One section in the primer summarizes the Heritage Fund which was approved by Arizona’s voters in 1990 to protect our natural and cultural heritage. This initiative allocated $10 million per year from the state lottery monies to the Arizona Game and Fish Department and another $10 million to Arizona State Parks, both of which would provide grants to protect natural and cultural resources.
In 2010 the $10 million Arizona State Parks Heritage Fund was swept by the Arizona Legislature and completely eliminated with Budget Reconciliation Bill HB 2012 that repealed distributions to the Arizona State Parks Heritage Fund and redirected the money to the state General Fund.
The members of Arizona Forward believe that to move Arizona forward, everyone must find common ground rather than faulting our differences. We must also work together to protect Arizona’s natural assets and ensure our state’s long-term economic prosperity. Everyone is encouraged to contact their legislators to let them know you want them to support and fund parks, open space and the Heritage Fund.

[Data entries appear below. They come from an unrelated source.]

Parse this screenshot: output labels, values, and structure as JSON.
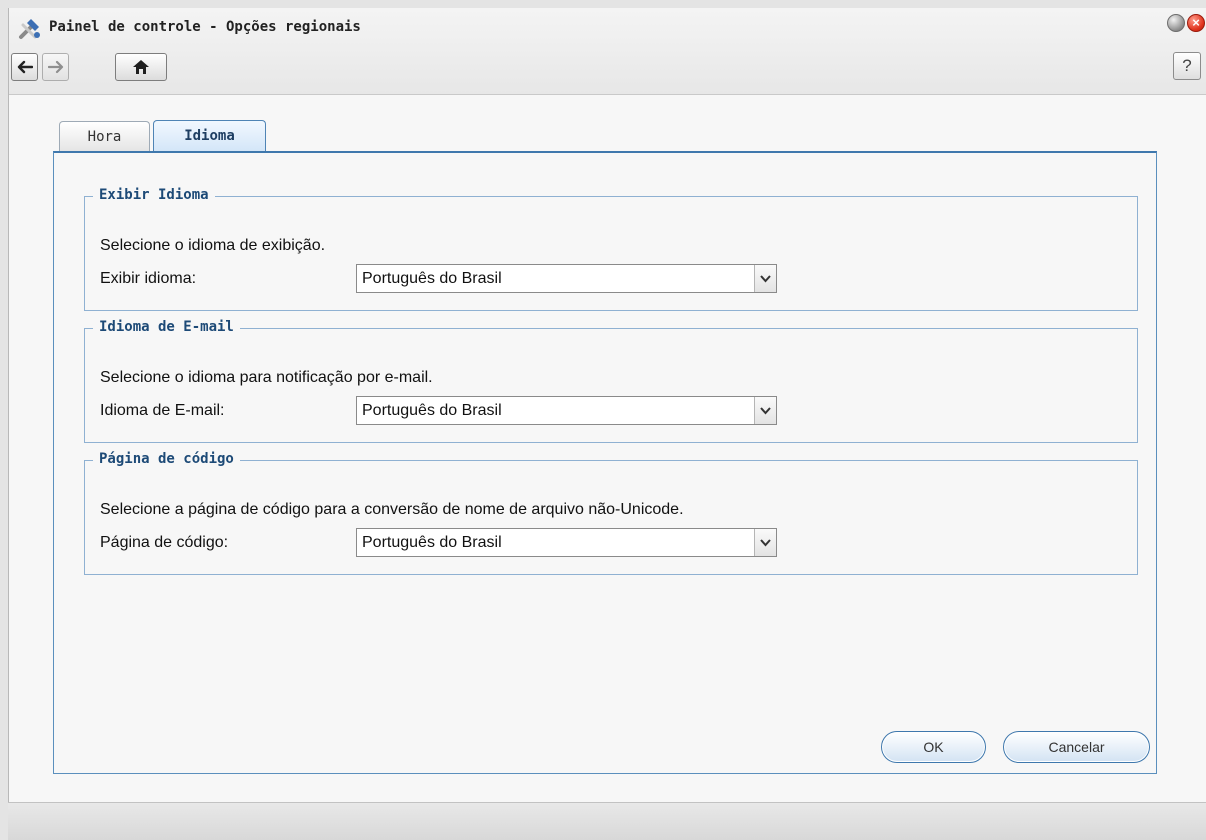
{
  "window": {
    "title": "Painel de controle - Opções regionais",
    "icon": "tools-icon",
    "help_label": "?"
  },
  "tabs": [
    {
      "label": "Hora",
      "active": false
    },
    {
      "label": "Idioma",
      "active": true
    }
  ],
  "sections": [
    {
      "legend": "Exibir Idioma",
      "description": "Selecione o idioma de exibição.",
      "field_label": "Exibir idioma:",
      "value": "Português do Brasil"
    },
    {
      "legend": "Idioma de E-mail",
      "description": "Selecione o idioma para notificação por e-mail.",
      "field_label": "Idioma de E-mail:",
      "value": "Português do Brasil"
    },
    {
      "legend": "Página de código",
      "description": "Selecione a página de código para a conversão de nome de arquivo não-Unicode.",
      "field_label": "Página de código:",
      "value": "Português do Brasil"
    }
  ],
  "buttons": {
    "ok": "OK",
    "cancel": "Cancelar"
  },
  "colors": {
    "accent": "#3f78ad",
    "legend_text": "#1d4a77",
    "close_button": "#e0321c"
  }
}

[Source: Shaun McKinnon, AZ Republic, Page 1] – Arizonans overwhelmingly support state parks and open spaces and believe such areas contribute to a region’s economic health, but few people understand how the state pays for its parks, a new survey says. That lack of knowledge could imperil a parks system already weakened by budget cuts if lawmakers don’t hear from enough voters who want open spaces protected, according to Arizona Forward, a newly organized group that commissioned the survey.
“Nothing is stronger than grass roots, with people calling their elected officials saying, ‘This is important to me, I want my parks to be open,’ ” said Diane Brossart, acting director of the group. “But I think we take these things for granted, and until there’s a crisis, people are not engaged with the issues.” [to read the full article click here].

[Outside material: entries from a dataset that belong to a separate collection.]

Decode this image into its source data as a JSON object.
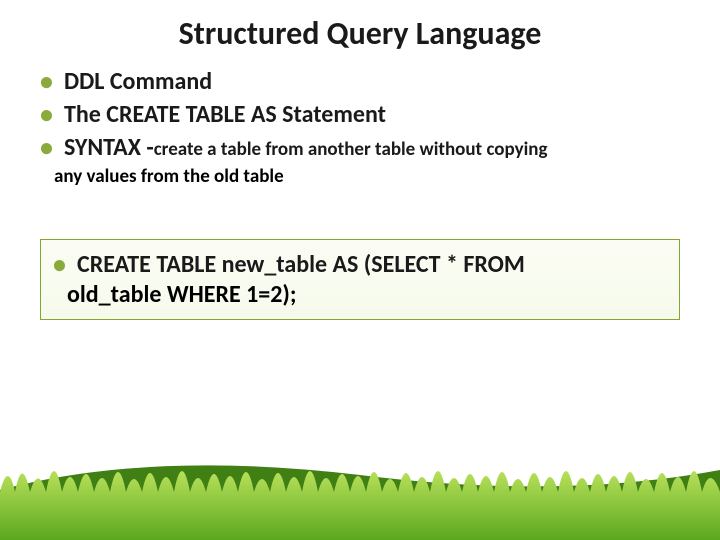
{
  "title": "Structured Query Language",
  "bullets": {
    "b1": "DDL  Command",
    "b2": "The CREATE TABLE AS Statement",
    "b3_prefix": "SYNTAX -",
    "b3_sub": "create a table from another table without copying",
    "b3_cont": "any values from the old table"
  },
  "code": {
    "line1": "CREATE TABLE new_table AS (SELECT * FROM",
    "line2": "old_table WHERE 1=2);"
  }
}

1) Increase public awareness of the purpose, benefits, and opportunities of the Arizona Heritage Fund:
- Compile and disseminate e-newsletter to all internal and external key publics, including members, state legislators and staff, city officials, county officials, affiliate organizations, and interested citizens
- Maintain and update database of internal and external key decision makers
- Communicate updates in e-newsletter
- Participate in key statewide conferences
- Hold public education workshops
- Organize speakers bureau of volunteer board members, communicate availability, and schedule speaking engagements
- Produce and secure placement of positive public service announcement.
2) Protect the integrity and existing funding levels of the Arizona Heritage Fund
- Develop informational packet
- Meet with targeted legislators and executive branch representatives to establish rapport and support; distribute informational packet
- Keep current on proposed legislation; analyze and respond to proposed legislation
- Broadcast “Action Alerts”
3) Update the Arizona Heritage Fund to reflect anticipated future funding needs and programs
- Develop and implement comprehensive communications, marketing, and coalition-building plan
- Meet with representatives of the Arizona Heritage Fund Coalition to discuss existing and anticipated funding strengths, weaknesses, opportunities, threats, and recommendations; and to gain support for any fund-raising campaign
- Update statewide poll to determine baseline support for future Arizona Heritage Fund needs and programs
- Secure representation on any organization, coalition, or effort that may impact future Arizona Heritage Fund needs and programs